Most get into dentistry with a goal to help others and it is an honour to be able to provide the healthcare patients need. Recognise the service you offer your patients and allow yourself to feel fulfilled by it.

When the path takes a turn for better or worse, it is important to reflect on where you came from. When was the last time you gave yourself a pat on the back?

Having spoken with hundreds of incredible dentists, as well as guests on the Dental Head Start Podcast, I can say that we all have ups and downs in our career satisfaction and happiness. Sometimes, the lull in motivation opens a door down a path you would not have expected, but from my own experience, the door doesn't open unless you push on it. 

If you’re the dental practitioner equivalent of the Apple Engineer in the dream job, but are thinking of letting it all go, don't do so before you check in with your purpose, progress and perspective. If the dream has simply melted into a less than satisfying reality, perhaps it's time to move the goalposts?

Get some support

If you have read this article but still feel a bit stuck, it might be a good time to call Dental Practitioner Support. The team is happy to chat and can provide support on a wide range of topics including when you are considering making changes to your life and career. Give them a call now on 1800 377 700.

About Dr David Keir:

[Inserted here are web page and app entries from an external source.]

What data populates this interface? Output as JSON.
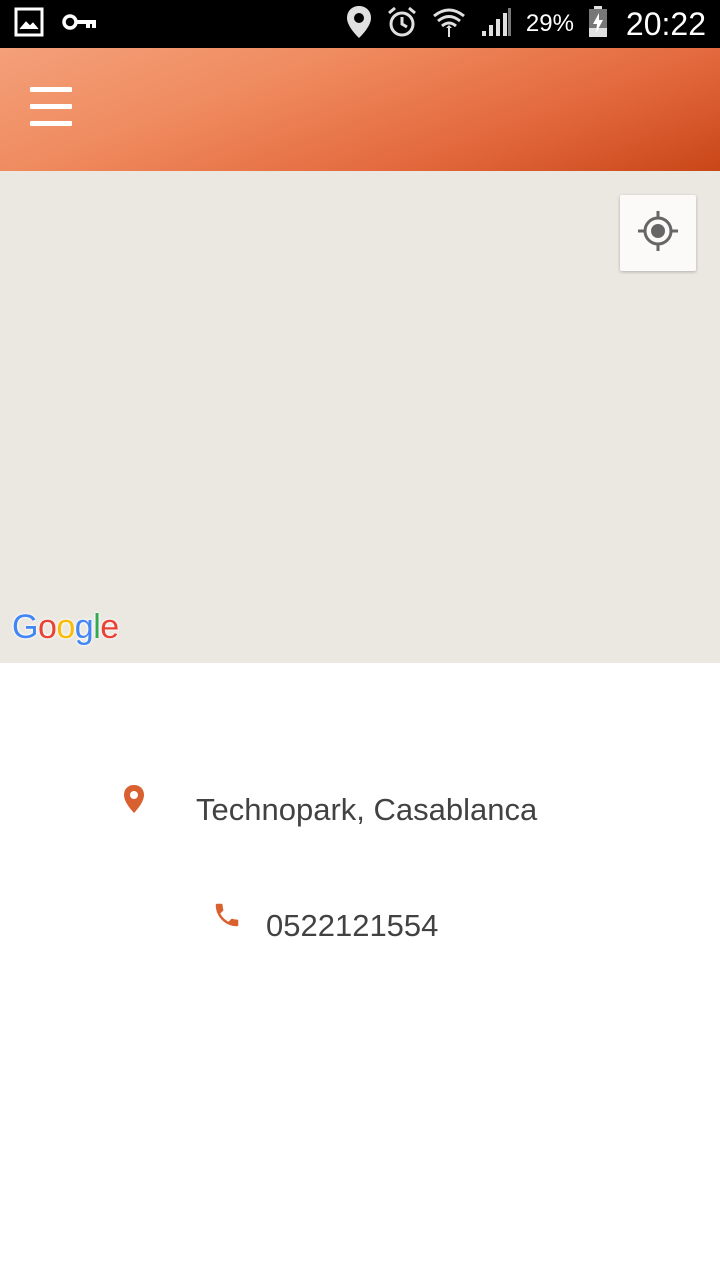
{
  "status_bar": {
    "left_icons": [
      "gallery-icon",
      "vpn-key-icon"
    ],
    "right_icons": [
      "location-icon",
      "alarm-icon",
      "wifi-icon",
      "cell-signal-icon",
      "battery-charging-icon"
    ],
    "battery_percent": "29%",
    "time": "20:22"
  },
  "app_bar": {
    "menu_icon": "hamburger-menu-icon",
    "gradient_colors": [
      "#f4a07a",
      "#ef8a5e",
      "#e2683c",
      "#c94618"
    ]
  },
  "map": {
    "background": "#ebe8e2",
    "locate_icon": "my-location-icon",
    "logo_letters": [
      {
        "char": "G",
        "color": "#4285f4"
      },
      {
        "char": "o",
        "color": "#ea4335"
      },
      {
        "char": "o",
        "color": "#fbbc05"
      },
      {
        "char": "g",
        "color": "#4285f4"
      },
      {
        "char": "l",
        "color": "#34a853"
      },
      {
        "char": "e",
        "color": "#ea4335"
      }
    ]
  },
  "contact": {
    "accent_color": "#d9602f",
    "address": "Technopark, Casablanca",
    "address_icon": "location-pin-icon",
    "phone": "0522121554",
    "phone_icon": "phone-icon"
  }
}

David KeirDr David Keir is a general dentist based on the Mid North Coast of NSW. David graduated in 2016 but had already spent over a decade as a dental assistant in different practices. This gave him some insights that he felt gave him a head start. In 2018 Dental Head Start was formed as a blog and podcast to help dental students and graduates transition to private practice smoothly. Anxiety and stress are common in the dental setting and David is passionate about helping both his patients, and colleagues in their early years through these stressful situations.